- The original commitment made by all governments to protect mental health resources under the National Mental Health Strategy has been met. Total government expenditure on mental health increased by 178% in real terms between 1992-93 and 2010-11. In 2010-11, Australia spent $4.2 billion more of public funds on mental health services than it did at the commencement of the Strategy in 1992-93.
- Until recently, growth in mental health spending mirrored overall health expenditure trends for most of the 18 year period since the Strategy began. In the most recent year (2010-11), mental health increased its position in terms of relative spending within the broader health sector.
- Australian Government spending has increased by 245% compared to an increase of 151% by state and territory governments. This increased the Australian Government share of total national spending on mental health from 28% in 1992-93 to 35% in 2010-11. Most of the increase in Australian Government spending in the first ten years of the Strategy was driven by increased outlays on psychiatric medicines subsidised through the Pharmaceutical Benefits Scheme, but more recently other activities have taken over as the main drivers of increased mental health spending.
- The considerable variation in funding between the states and territories that existed at the beginning of the Strategy is still evident 18 years later, mid-way through the Fourth National Mental Health Plan. The gap between the highest spending and the lowest spending jurisdiction increased over the 1992-93 to 2010-11 period. The disparity between the states and territories points to wide variation in the level of mental health services available to their populations.

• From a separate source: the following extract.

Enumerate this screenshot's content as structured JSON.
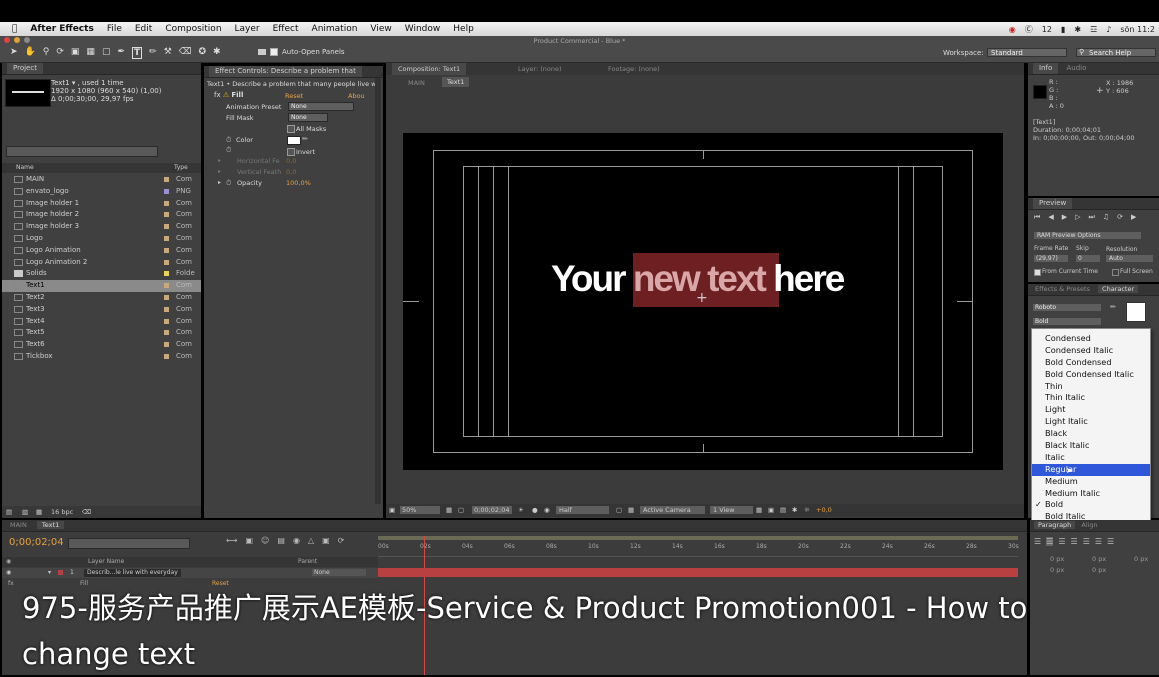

- Despite claims to the contrary, there are no reliable international benchmarks by which to judge Australia's relative investment in mental health. These await international collaboration on costing standards to ensure 'like with like' comparisons.
Regular monitoring of the relative contributions of the main funding authorities responsible for mental health services also serves as a check against the possibility that the reform process may simply lead to shifts of financial responsibility from one funder to another, rather than overall growth in services. This was a concern expressed by advocacy groups at the outset of the Strategy.
This section of the report provides an overview of 2010-11 spending on mental health services within the context of information about spending patterns since the Strategy began.